Ask Your Question

Angie's List Answers is the trusted spot to ask home improvement and health questions and get answers from service companies, health providers and consumers. For ratings and reviews on companies in your area, search Angie's List.

Top 30 Days Experts
Rank Leader Points*
1 kstreett 240
2 Guest_9020487 110
3 Guest_9190926 105
4 GoldenKid 100
5 ahowell 95
6 KnowledgeBase 95
7 skbloom 80
8 Guest_98024861 70
9 Guest_9311297 70
10 Guest_9400529 70

*Updates every 4 hours

Browse Projects By Category

Question DetailsAsked on 8/7/2015

What is the optimal ventilation strategy for a Hip Roof?

We have a hip roof in need of replacement and there is discrepancy in the ventilation suggestions. One contractor is recommending 2 attic fans and a ridge vent, one is recommending 1 attic fan and a ridge vent, and one is recommending 1 attic fan and 2 box vents. Is there a rule of thumb to follow here?

Do you have the same question? Follow this Question

1 Answer


Generally speaking (aside from odd "blind" or boxed-in areas of attic) eave vents matched with ridge venting is the most effective method of providing proper attic ventilation for an "unconditioned space" or "cold roof" attic. Basically, the principle is hot air rises and the attic air is almost always considerably warmer than the outside air in the winter so it rises to the ridge or peak - and in the summer the attic air under the roof is hotter than that at the eaves outside or lower down in the attic, so that hot air also rises to the ridge or peak. So - peak exhaust works best - and you need equivalent or greater free air inlet capacity to crearte circulation, because high-point only exhausts do not provide airflow to remove the heat, and also tend to create a partial cacuum in the attic which pulls "conditioned" indoor air in through air leaks into the attic, wasting heat or cooled air.

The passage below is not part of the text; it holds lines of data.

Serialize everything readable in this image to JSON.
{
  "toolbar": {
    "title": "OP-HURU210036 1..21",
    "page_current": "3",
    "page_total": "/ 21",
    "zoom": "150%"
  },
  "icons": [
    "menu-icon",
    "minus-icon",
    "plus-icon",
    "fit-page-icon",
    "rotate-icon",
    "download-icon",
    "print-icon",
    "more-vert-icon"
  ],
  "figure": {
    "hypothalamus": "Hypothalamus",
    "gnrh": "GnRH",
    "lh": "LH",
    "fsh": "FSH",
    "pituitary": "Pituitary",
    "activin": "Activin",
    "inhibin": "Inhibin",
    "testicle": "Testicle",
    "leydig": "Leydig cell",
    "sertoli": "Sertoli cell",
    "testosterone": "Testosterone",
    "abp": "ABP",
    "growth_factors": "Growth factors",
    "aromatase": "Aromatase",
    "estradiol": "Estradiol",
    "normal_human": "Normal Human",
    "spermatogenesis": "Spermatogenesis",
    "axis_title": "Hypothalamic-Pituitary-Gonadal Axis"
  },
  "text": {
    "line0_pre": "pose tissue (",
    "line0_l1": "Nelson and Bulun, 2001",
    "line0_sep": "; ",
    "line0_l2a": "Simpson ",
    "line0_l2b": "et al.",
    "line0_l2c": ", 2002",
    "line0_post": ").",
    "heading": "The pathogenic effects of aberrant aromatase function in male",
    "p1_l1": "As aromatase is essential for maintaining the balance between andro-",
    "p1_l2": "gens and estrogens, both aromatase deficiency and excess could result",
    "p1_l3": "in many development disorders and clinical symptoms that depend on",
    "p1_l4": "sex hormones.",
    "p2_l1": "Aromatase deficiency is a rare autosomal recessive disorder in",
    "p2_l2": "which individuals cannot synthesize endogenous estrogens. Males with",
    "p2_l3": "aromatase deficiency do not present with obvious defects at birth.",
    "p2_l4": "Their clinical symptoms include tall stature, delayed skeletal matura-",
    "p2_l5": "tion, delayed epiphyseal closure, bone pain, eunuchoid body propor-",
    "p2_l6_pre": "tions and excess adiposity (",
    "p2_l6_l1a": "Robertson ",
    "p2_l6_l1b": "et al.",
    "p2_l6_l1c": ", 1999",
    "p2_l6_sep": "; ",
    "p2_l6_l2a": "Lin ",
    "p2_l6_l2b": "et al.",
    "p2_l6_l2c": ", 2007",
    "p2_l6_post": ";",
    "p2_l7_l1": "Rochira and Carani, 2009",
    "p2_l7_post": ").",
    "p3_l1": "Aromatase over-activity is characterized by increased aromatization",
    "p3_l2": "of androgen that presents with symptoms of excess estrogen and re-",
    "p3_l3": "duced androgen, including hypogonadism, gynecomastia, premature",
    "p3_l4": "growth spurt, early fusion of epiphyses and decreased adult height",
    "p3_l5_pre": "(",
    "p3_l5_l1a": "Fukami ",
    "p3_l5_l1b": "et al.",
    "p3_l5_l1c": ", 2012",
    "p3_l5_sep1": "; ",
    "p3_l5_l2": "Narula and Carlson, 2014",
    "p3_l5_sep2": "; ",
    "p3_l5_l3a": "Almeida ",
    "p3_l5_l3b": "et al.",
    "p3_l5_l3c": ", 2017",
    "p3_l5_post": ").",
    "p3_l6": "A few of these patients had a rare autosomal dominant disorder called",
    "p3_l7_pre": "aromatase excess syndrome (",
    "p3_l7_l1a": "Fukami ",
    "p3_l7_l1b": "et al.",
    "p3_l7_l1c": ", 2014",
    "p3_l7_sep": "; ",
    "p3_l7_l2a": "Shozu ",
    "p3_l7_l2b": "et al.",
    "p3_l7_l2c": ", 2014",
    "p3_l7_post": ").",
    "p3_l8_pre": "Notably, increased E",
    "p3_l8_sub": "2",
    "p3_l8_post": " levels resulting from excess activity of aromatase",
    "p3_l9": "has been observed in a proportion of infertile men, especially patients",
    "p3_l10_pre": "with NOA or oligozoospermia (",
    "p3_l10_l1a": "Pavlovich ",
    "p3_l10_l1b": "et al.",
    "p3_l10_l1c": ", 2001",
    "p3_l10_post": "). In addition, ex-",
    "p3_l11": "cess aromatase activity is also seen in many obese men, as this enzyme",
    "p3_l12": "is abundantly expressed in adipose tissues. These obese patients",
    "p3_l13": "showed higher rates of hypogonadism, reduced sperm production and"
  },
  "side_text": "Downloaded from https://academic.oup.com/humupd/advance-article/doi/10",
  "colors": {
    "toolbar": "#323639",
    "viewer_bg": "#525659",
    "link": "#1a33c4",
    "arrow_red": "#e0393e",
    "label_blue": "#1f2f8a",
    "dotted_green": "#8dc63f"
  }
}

The primary airflow tendency is eave to ridge in each rafter bay - commonly with little air movement between rafter bays even if the ventilation exhaust point is in only certain bays (as with box vents and turbines and such) so on sloped roofs, the best solution is air intake at each eave and exhaust at each rafter bay at the ridge - so unless you want about 20-30 vents near the top of the roof, eave vents (or other continuous ridge venting mechanism like a raised continuous celestory or such with exhaust vents) and ridge venting is the best solution.

Powered fans are sometimes necessary to provide ventilation in "blind" areas like galleries low down on the roof created by improper construction of attic rooms (like not providing airflow space over the top of the room through the rafter bays), odd shut-off or blind attic areas without eave space, some houses where a braindead architect did a zero-overhang roof with no reasonable way to put eaves in after the fact without major work or losing indoor space, and situations like that - but generally powered fans are to be avoided because they give only spot coverage for a total-attic ventilation need. Plus they waste energy, and usually do not have alarming to tell if they are not working, so many houses go a decade or more with dead ventilation fans - commonly not identified until a home inspector notices it at resale time. The attic fans with solar panels mounted on them are pretty much a joke too - like big or powerful enough to be very effective even ignoring the disadvantages of spot ventilation compared to continuous ridge strip ventilation.

Gable vents (end of house vents under roof peaks) likewise generally do a poor ventilation job - if the wind always blows in an area sometimes they can work OK, but commonly both the coldest days (cold high pressure airmass sitting over an area) and the hottest days (calm hot summer days) are without wind, when you need it most.

Here are links to a few previous similar questions with answers - more can be found in the Home > Roofing and Home > Insulation categories under Browse Projects, at lower left.

Answered 3 years ago by LCD

Related Questions

Terms Of Use
Privacy Policy